PROMPT: Each record must be repeated exactly as it stands.

DATA SHOWN:
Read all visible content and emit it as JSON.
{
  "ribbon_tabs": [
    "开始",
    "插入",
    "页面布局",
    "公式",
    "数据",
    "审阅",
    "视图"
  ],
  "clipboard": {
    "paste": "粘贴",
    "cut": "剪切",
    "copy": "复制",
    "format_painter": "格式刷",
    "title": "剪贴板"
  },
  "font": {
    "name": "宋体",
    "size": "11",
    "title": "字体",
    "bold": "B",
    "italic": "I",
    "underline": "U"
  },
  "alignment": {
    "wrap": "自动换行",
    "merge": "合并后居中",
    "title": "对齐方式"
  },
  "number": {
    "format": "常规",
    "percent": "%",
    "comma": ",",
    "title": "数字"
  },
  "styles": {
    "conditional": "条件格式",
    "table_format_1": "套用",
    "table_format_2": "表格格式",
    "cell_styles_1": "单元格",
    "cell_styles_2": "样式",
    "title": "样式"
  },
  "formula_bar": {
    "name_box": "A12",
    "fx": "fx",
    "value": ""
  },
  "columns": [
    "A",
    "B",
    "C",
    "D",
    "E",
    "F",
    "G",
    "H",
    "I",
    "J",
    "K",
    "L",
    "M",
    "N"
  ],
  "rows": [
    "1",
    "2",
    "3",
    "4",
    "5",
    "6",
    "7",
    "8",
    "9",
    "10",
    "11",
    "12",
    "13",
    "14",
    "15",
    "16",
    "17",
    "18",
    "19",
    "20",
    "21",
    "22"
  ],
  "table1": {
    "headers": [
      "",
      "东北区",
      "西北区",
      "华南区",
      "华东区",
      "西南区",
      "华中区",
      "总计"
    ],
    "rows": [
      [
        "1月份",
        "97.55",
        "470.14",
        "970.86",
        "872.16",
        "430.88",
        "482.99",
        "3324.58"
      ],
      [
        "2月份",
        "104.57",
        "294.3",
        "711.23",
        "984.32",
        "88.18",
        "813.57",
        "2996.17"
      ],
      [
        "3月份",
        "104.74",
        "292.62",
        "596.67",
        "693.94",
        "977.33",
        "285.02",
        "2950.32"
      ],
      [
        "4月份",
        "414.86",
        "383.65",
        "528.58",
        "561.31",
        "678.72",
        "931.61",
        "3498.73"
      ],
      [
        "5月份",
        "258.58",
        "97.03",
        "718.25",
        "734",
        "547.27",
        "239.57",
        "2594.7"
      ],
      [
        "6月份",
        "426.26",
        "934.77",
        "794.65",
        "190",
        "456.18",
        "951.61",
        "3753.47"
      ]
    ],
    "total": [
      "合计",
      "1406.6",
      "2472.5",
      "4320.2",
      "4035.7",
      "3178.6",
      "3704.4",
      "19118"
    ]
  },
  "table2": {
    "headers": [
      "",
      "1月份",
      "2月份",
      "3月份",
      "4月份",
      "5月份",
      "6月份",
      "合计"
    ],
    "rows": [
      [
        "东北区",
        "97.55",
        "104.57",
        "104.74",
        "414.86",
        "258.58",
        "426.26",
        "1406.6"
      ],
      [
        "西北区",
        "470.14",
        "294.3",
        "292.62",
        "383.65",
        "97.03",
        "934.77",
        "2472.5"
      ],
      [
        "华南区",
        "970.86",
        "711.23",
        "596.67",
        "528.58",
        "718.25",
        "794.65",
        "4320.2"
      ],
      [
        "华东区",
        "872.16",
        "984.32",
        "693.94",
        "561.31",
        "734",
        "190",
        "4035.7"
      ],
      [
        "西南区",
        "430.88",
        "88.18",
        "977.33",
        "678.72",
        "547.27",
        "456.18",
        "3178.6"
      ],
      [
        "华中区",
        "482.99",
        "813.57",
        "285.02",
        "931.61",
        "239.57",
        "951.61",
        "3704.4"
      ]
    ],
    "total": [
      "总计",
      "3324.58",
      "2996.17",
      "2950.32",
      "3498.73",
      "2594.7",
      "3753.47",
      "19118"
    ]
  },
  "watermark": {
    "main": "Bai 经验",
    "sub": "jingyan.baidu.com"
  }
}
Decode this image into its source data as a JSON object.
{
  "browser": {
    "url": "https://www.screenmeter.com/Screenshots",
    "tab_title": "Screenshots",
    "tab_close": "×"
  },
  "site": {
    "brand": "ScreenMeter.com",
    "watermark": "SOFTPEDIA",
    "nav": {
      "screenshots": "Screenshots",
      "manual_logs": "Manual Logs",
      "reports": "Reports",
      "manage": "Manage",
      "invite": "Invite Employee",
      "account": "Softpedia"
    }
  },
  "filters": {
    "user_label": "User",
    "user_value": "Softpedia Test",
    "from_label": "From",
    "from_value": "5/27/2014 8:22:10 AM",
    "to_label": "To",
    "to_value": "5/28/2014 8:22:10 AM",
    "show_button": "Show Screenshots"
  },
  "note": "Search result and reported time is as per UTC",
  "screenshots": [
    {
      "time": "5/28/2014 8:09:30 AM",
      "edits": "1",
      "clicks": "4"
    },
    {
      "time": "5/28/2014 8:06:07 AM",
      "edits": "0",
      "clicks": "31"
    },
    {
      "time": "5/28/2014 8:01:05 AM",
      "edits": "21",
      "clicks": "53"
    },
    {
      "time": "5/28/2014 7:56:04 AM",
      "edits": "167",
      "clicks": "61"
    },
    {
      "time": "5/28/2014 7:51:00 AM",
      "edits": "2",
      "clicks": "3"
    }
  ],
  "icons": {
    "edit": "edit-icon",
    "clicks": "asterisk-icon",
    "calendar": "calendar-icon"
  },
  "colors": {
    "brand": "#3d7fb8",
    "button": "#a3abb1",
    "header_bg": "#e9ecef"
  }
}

EXERCISE ANSWER:
Read all visible content and emit it as JSON.
{
  "ribbon_tabs": [
    "开始",
    "插入",
    "页面布局",
    "公式",
    "数据",
    "审阅",
    "视图"
  ],
  "clipboard": {
    "paste": "粘贴",
    "cut": "剪切",
    "copy": "复制",
    "format_painter": "格式刷",
    "title": "剪贴板"
  },
  "font": {
    "name": "宋体",
    "size": "11",
    "title": "字体",
    "bold": "B",
    "italic": "I",
    "underline": "U"
  },
  "alignment": {
    "wrap": "自动换行",
    "merge": "合并后居中",
    "title": "对齐方式"
  },
  "number": {
    "format": "常规",
    "percent": "%",
    "comma": ",",
    "title": "数字"
  },
  "styles": {
    "conditional": "条件格式",
    "table_format_1": "套用",
    "table_format_2": "表格格式",
    "cell_styles_1": "单元格",
    "cell_styles_2": "样式",
    "title": "样式"
  },
  "formula_bar": {
    "name_box": "A12",
    "fx": "fx",
    "value": ""
  },
  "columns": [
    "A",
    "B",
    "C",
    "D",
    "E",
    "F",
    "G",
    "H",
    "I",
    "J",
    "K",
    "L",
    "M",
    "N"
  ],
  "rows": [
    "1",
    "2",
    "3",
    "4",
    "5",
    "6",
    "7",
    "8",
    "9",
    "10",
    "11",
    "12",
    "13",
    "14",
    "15",
    "16",
    "17",
    "18",
    "19",
    "20",
    "21",
    "22"
  ],
  "table1": {
    "headers": [
      "",
      "东北区",
      "西北区",
      "华南区",
      "华东区",
      "西南区",
      "华中区",
      "总计"
    ],
    "rows": [
      [
        "1月份",
        "97.55",
        "470.14",
        "970.86",
        "872.16",
        "430.88",
        "482.99",
        "3324.58"
      ],
      [
        "2月份",
        "104.57",
        "294.3",
        "711.23",
        "984.32",
        "88.18",
        "813.57",
        "2996.17"
      ],
      [
        "3月份",
        "104.74",
        "292.62",
        "596.67",
        "693.94",
        "977.33",
        "285.02",
        "2950.32"
      ],
      [
        "4月份",
        "414.86",
        "383.65",
        "528.58",
        "561.31",
        "678.72",
        "931.61",
        "3498.73"
      ],
      [
        "5月份",
        "258.58",
        "97.03",
        "718.25",
        "734",
        "547.27",
        "239.57",
        "2594.7"
      ],
      [
        "6月份",
        "426.26",
        "934.77",
        "794.65",
        "190",
        "456.18",
        "951.61",
        "3753.47"
      ]
    ],
    "total": [
      "合计",
      "1406.6",
      "2472.5",
      "4320.2",
      "4035.7",
      "3178.6",
      "3704.4",
      "19118"
    ]
  },
  "table2": {
    "headers": [
      "",
      "1月份",
      "2月份",
      "3月份",
      "4月份",
      "5月份",
      "6月份",
      "合计"
    ],
    "rows": [
      [
        "东北区",
        "97.55",
        "104.57",
        "104.74",
        "414.86",
        "258.58",
        "426.26",
        "1406.6"
      ],
      [
        "西北区",
        "470.14",
        "294.3",
        "292.62",
        "383.65",
        "97.03",
        "934.77",
        "2472.5"
      ],
      [
        "华南区",
        "970.86",
        "711.23",
        "596.67",
        "528.58",
        "718.25",
        "794.65",
        "4320.2"
      ],
      [
        "华东区",
        "872.16",
        "984.32",
        "693.94",
        "561.31",
        "734",
        "190",
        "4035.7"
      ],
      [
        "西南区",
        "430.88",
        "88.18",
        "977.33",
        "678.72",
        "547.27",
        "456.18",
        "3178.6"
      ],
      [
        "华中区",
        "482.99",
        "813.57",
        "285.02",
        "931.61",
        "239.57",
        "951.61",
        "3704.4"
      ]
    ],
    "total": [
      "总计",
      "3324.58",
      "2996.17",
      "2950.32",
      "3498.73",
      "2594.7",
      "3753.47",
      "19118"
    ]
  },
  "watermark": {
    "main": "Bai 经验",
    "sub": "jingyan.baidu.com"
  }
}
Decode this image into its source data as a JSON object.
{
  "browser": {
    "url": "https://www.screenmeter.com/Screenshots",
    "tab_title": "Screenshots",
    "tab_close": "×"
  },
  "site": {
    "brand": "ScreenMeter.com",
    "watermark": "SOFTPEDIA",
    "nav": {
      "screenshots": "Screenshots",
      "manual_logs": "Manual Logs",
      "reports": "Reports",
      "manage": "Manage",
      "invite": "Invite Employee",
      "account": "Softpedia"
    }
  },
  "filters": {
    "user_label": "User",
    "user_value": "Softpedia Test",
    "from_label": "From",
    "from_value": "5/27/2014 8:22:10 AM",
    "to_label": "To",
    "to_value": "5/28/2014 8:22:10 AM",
    "show_button": "Show Screenshots"
  },
  "note": "Search result and reported time is as per UTC",
  "screenshots": [
    {
      "time": "5/28/2014 8:09:30 AM",
      "edits": "1",
      "clicks": "4"
    },
    {
      "time": "5/28/2014 8:06:07 AM",
      "edits": "0",
      "clicks": "31"
    },
    {
      "time": "5/28/2014 8:01:05 AM",
      "edits": "21",
      "clicks": "53"
    },
    {
      "time": "5/28/2014 7:56:04 AM",
      "edits": "167",
      "clicks": "61"
    },
    {
      "time": "5/28/2014 7:51:00 AM",
      "edits": "2",
      "clicks": "3"
    }
  ],
  "icons": {
    "edit": "edit-icon",
    "clicks": "asterisk-icon",
    "calendar": "calendar-icon"
  },
  "colors": {
    "brand": "#3d7fb8",
    "button": "#a3abb1",
    "header_bg": "#e9ecef"
  }
}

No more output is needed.